  • Brand Equity: Developing and promoting a strong, identifiable brand that customers connect with.
  • Blending Performance Metrics with Brand Metrics: Meeting short-term performance targets as well as long-term brand goals.
  • Customer Relationships: Developing real relationships with customers through compelling content and customer interactions.


There are several core tactics that digital brand builders use to accomplish their objectives:

  • Content Marketing: Developing and promoting useful, relevant content around core topics that are meaningful to both your business and your customers. Content can take many forms, including blog posts, videos, podcasts and social media shares.
  • Social Media Interactions: Cultivate and grow a community of followers through regular activity and engagement on social media channels. This includes answering questions, commenting on posts and creating content that is worthy of being shared.
  • Influencer Marketing: Partnering with influencers to expand your reach and build trust. Influencers can humanize your brand and offer authentic marketing that feels unique to your core audience.

Real-World Examples of Effective Digital Brand Building

  1. Nike’s Transition from Performance-Only to Digital Brand Builder

Nike is a company that has made the shift from a performance-only marketer to a true digital brand builder. Two key components of Nike’s strategy demonstrate this shift:

Unified Marketing: Nike operates with a “best customer” mentality, providing a unified brand experience across all channels. Their website, mobile app and brick-and-mortar stores are all highly integrated with one another. Everything that the “Swoosh” does is done with their target customer in mind.

Compelling Narrative and Community: Nike’s marketing campaigns are all about storytelling that their target customer can relate to. The brand’s “Just Do It” motto is a movement that inspires and empowers. Likewise, Nike invests significant resources into community building, from the Nike Run Club in their retail stores to various marathons, triathlons and “unlucky 13” fitness challenges.

  1. Airbnb’s Compelling Brand Narrative


The Airbnb brand is built around the idea of belonging and the unique experiences that their customers have when they stay at one of their listings. Two key components of their strategy:

  • Social Proof: Airbnb regularly uses user-generated content to highlight real stories from their customers. The authenticity and relatability of this type of content help to build trust and increase credibility.
  • Focus on the Experience: Airbnb could easily focus its marketing on getting more bookings, but it doesn't. Instead, it promotes the experiences that its customers have when they book a stay. Looking beyond the transaction reveals the true value that Airbnb brings to the travel experience: memorable, local and uncommon adventures.

Short-Term Performance and Long-Term Brand Building Go Hand-in-Hand

There are several advantages to blending performance marketing with true digital brand builders. The most important would arguably be customer retention since it builds brand loyalty and encourages repeat purchases while creating a sense of trust. Customer lifetime value (CLV) is another aspect; engaged customers make more frequent purchases.
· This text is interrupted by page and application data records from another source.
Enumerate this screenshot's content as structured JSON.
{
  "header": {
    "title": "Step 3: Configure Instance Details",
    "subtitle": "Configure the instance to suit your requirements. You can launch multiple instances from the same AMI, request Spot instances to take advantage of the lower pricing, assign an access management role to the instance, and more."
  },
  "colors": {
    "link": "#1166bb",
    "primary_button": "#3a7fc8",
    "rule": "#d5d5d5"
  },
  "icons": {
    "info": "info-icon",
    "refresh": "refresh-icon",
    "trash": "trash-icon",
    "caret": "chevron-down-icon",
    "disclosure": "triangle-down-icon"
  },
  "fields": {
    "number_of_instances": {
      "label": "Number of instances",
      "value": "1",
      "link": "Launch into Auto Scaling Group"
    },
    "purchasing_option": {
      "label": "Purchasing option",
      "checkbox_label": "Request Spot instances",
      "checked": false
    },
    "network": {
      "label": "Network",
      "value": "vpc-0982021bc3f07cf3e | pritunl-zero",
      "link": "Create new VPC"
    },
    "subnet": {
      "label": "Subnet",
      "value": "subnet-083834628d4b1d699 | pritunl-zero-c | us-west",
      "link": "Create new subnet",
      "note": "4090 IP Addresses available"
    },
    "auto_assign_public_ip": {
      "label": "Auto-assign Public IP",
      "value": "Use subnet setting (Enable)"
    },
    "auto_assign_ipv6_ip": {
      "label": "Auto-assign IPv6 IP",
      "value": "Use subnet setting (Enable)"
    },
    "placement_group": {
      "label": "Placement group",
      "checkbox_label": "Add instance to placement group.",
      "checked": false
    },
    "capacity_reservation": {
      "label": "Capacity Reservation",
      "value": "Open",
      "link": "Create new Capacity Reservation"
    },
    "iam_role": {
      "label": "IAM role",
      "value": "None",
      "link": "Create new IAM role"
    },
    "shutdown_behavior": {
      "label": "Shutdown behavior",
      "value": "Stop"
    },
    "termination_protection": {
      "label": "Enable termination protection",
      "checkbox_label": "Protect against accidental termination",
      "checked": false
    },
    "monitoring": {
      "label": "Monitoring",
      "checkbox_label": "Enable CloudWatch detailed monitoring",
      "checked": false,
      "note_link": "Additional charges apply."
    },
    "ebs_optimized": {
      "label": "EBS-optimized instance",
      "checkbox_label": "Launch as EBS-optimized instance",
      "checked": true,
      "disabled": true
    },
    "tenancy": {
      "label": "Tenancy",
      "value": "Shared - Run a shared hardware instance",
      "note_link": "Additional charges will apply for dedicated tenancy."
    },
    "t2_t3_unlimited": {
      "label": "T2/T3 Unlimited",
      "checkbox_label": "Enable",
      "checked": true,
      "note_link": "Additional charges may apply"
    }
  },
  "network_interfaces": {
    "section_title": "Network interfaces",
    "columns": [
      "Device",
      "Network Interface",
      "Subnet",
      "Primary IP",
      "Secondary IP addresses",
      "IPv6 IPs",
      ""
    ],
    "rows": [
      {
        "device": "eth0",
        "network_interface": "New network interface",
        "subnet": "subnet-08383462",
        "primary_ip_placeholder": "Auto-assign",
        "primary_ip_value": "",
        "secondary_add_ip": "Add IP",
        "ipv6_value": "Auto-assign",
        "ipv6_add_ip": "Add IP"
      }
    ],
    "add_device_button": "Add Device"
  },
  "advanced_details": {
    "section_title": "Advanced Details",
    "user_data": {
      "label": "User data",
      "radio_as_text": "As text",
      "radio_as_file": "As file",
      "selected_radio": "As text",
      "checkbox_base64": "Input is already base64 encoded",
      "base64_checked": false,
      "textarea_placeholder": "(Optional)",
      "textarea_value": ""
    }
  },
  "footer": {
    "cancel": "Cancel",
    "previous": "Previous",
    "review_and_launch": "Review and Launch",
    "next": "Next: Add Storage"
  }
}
Blending performance and brand metrics also allows marketing teams to measure short-term ROI alongside long-term brand equity, customer satisfaction and retention.

What Should You Measure?

If you're looking to blend performance and brand building, what should you focus on? As always, ROI and return on ad spend (ROAS) are critical performance indicators, and brand metrics like recall and recognition help to gauge the success of your brand-building efforts. Meanwhile, metrics like time on task, social media interactions, and repeat business can help to gauge the strength of your customer relationships.


With long-term effectiveness becoming increasingly important, fundamental brand-building is a key strategy organizations should consider for their future success. Understanding the mindsets of customers is central to this. By building user trust and the optimal use of the right metrics, the ROI for organizations stands to be exponential thanks to greater mindshare and a larger profile.